**EXERCISE OBJECTIVE**
Copy each line containing "your" from the listing below.

**RECORDS PROVIDED**
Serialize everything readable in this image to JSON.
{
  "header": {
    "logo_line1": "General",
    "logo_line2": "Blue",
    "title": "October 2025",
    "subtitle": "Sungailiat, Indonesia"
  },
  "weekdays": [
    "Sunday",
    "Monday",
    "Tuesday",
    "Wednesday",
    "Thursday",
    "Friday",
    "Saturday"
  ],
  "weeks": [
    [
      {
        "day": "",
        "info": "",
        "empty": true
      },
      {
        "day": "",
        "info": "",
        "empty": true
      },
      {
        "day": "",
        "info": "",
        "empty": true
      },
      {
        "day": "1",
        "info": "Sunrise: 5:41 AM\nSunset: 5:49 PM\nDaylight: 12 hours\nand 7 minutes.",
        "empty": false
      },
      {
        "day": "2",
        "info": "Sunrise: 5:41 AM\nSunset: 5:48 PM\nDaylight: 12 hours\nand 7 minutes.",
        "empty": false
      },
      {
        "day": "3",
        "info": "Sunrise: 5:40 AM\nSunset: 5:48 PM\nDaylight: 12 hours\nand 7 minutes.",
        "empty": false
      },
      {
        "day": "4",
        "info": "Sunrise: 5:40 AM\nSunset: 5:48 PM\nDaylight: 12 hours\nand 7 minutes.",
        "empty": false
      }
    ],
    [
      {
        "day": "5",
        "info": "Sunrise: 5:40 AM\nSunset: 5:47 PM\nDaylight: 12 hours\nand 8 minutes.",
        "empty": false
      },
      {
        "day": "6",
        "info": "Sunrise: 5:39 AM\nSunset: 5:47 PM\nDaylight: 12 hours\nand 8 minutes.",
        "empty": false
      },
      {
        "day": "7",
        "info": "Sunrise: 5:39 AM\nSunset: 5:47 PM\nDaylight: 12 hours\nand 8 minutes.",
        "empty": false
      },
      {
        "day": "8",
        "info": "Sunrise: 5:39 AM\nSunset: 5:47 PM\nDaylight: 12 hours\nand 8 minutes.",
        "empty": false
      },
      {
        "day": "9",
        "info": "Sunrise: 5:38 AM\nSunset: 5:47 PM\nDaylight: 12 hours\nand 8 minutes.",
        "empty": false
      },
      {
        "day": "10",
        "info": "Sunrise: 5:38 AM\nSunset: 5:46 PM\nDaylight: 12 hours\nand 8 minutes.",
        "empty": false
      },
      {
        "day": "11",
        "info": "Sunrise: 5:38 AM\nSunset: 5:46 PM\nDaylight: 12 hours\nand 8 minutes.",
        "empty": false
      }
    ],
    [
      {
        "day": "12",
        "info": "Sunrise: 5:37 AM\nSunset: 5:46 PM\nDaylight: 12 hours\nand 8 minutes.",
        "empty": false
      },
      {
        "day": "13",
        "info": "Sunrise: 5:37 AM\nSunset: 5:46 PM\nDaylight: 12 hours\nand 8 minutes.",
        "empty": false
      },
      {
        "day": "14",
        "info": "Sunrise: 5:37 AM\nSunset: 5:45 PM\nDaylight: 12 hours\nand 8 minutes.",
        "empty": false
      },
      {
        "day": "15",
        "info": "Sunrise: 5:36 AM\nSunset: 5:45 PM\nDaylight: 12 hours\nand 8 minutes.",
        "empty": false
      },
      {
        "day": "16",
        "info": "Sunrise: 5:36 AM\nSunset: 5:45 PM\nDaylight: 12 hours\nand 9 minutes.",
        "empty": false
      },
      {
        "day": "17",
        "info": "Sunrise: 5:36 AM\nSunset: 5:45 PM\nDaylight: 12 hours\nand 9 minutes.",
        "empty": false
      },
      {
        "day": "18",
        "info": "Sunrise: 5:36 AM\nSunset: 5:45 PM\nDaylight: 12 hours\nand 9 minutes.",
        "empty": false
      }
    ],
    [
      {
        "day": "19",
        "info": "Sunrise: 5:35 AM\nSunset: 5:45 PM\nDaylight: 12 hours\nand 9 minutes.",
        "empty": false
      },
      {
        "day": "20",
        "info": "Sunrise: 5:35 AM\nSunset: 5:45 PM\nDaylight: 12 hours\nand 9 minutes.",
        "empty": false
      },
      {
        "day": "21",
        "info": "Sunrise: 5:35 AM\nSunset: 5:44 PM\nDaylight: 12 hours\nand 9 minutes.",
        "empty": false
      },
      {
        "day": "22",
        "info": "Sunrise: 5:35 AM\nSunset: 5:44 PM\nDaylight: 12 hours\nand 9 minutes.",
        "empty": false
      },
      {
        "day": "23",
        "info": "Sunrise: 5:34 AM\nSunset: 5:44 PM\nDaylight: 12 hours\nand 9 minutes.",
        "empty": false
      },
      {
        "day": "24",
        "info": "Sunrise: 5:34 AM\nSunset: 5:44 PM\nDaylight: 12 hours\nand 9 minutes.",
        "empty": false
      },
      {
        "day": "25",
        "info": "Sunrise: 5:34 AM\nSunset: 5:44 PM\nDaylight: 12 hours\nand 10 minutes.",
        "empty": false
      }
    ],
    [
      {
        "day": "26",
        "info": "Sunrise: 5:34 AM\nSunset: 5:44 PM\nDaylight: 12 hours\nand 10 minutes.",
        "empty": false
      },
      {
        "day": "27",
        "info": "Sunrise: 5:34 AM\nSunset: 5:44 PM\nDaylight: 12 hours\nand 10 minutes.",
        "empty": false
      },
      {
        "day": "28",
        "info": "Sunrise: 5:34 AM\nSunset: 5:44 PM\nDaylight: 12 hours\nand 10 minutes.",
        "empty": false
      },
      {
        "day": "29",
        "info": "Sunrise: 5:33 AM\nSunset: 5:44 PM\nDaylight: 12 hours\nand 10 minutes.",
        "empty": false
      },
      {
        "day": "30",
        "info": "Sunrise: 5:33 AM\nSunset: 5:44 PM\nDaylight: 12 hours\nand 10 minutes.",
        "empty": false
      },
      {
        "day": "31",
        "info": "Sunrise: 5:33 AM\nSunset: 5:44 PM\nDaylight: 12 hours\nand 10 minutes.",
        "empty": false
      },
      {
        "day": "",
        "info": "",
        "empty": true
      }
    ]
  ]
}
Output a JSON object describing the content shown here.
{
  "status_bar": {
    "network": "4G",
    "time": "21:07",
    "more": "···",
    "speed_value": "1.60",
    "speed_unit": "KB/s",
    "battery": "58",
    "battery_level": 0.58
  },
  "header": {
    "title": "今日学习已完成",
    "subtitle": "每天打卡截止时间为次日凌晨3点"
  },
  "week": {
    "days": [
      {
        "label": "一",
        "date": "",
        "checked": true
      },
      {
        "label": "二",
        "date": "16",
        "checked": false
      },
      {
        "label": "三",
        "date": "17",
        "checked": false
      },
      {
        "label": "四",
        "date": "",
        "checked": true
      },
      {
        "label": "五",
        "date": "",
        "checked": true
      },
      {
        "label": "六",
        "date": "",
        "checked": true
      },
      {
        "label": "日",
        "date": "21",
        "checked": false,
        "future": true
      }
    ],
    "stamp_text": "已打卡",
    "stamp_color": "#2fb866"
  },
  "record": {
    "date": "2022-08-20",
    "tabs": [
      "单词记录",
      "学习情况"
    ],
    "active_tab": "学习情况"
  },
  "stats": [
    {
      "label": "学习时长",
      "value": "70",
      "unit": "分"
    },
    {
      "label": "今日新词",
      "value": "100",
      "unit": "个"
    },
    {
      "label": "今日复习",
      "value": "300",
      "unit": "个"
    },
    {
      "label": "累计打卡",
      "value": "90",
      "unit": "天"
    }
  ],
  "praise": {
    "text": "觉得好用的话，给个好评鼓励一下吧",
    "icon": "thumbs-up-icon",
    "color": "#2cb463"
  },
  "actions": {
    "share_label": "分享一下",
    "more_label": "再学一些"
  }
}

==

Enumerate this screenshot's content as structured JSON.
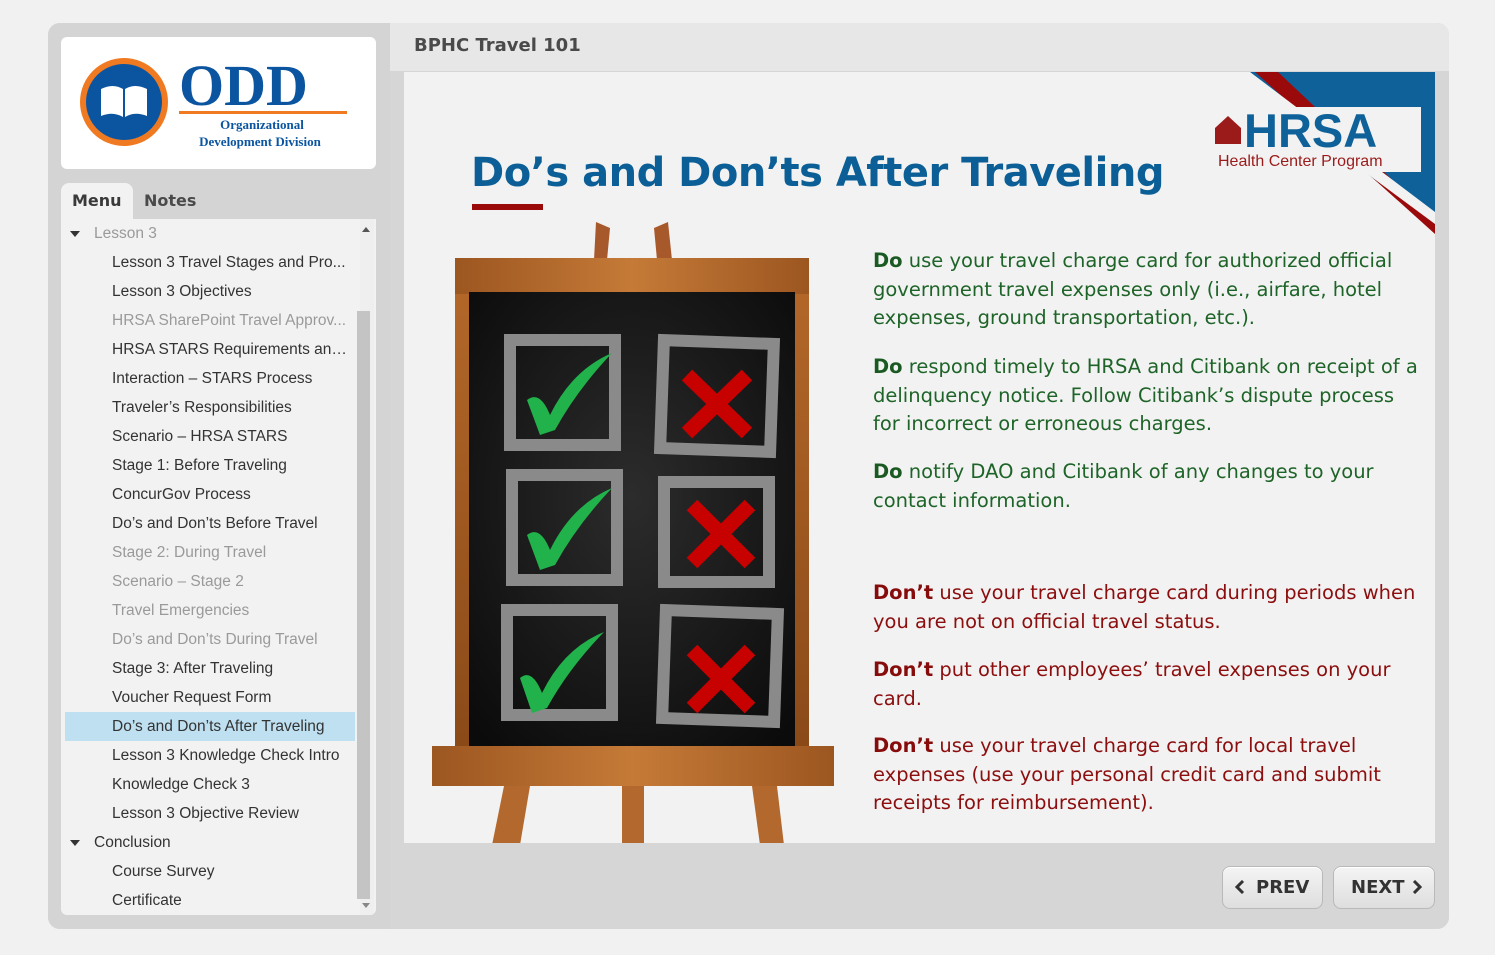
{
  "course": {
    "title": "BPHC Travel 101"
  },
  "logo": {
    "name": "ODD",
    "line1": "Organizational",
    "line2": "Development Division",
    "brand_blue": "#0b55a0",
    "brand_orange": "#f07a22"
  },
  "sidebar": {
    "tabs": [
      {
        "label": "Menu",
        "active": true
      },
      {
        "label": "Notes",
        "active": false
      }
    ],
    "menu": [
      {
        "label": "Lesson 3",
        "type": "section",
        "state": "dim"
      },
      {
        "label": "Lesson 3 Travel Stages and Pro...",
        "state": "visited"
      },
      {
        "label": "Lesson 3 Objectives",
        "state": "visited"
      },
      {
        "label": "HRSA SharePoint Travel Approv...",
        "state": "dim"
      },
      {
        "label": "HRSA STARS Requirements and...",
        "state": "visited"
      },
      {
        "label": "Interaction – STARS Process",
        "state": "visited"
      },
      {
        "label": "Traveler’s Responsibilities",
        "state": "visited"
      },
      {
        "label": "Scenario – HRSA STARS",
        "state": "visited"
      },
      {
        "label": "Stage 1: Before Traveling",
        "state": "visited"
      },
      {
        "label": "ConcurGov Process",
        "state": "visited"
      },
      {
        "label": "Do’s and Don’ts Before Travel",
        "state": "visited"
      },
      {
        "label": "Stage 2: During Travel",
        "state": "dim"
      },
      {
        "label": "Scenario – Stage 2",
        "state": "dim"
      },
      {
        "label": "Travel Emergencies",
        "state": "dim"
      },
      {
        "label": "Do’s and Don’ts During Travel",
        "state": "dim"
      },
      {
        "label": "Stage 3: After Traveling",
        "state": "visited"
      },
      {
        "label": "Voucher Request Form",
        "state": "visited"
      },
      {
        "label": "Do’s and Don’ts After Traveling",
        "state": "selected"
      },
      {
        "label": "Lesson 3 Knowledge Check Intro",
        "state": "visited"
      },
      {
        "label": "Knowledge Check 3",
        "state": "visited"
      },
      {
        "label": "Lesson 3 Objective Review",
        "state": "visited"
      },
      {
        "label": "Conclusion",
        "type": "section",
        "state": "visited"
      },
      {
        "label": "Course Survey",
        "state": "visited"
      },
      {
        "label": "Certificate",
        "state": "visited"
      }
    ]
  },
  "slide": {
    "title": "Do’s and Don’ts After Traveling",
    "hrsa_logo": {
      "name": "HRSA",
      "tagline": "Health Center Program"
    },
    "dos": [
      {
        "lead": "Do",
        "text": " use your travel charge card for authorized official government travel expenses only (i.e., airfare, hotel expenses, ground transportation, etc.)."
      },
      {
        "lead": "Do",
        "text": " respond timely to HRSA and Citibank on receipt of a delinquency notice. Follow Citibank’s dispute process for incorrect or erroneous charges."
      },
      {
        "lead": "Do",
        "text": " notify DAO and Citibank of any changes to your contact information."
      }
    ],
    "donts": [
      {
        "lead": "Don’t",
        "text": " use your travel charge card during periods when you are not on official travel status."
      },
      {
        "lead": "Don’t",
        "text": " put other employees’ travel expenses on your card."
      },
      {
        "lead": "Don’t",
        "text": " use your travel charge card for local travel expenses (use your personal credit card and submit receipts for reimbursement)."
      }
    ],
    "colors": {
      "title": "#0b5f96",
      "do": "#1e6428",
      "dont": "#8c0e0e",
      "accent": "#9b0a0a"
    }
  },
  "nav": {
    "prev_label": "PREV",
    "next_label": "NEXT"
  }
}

**OUTPUT FOR THIS TASK**
        "text": " use your travel charge card for authorized official government travel expenses only (i.e., airfare, hotel expenses, ground transportation, etc.)."
        "text": " notify DAO and Citibank of any changes to your contact information."
        "text": " use your travel charge card during periods when you are not on official travel status."
        "text": " put other employees’ travel expenses on your card."
        "text": " use your travel charge card for local travel expenses (use your personal credit card and submit receipts for reimbursement)."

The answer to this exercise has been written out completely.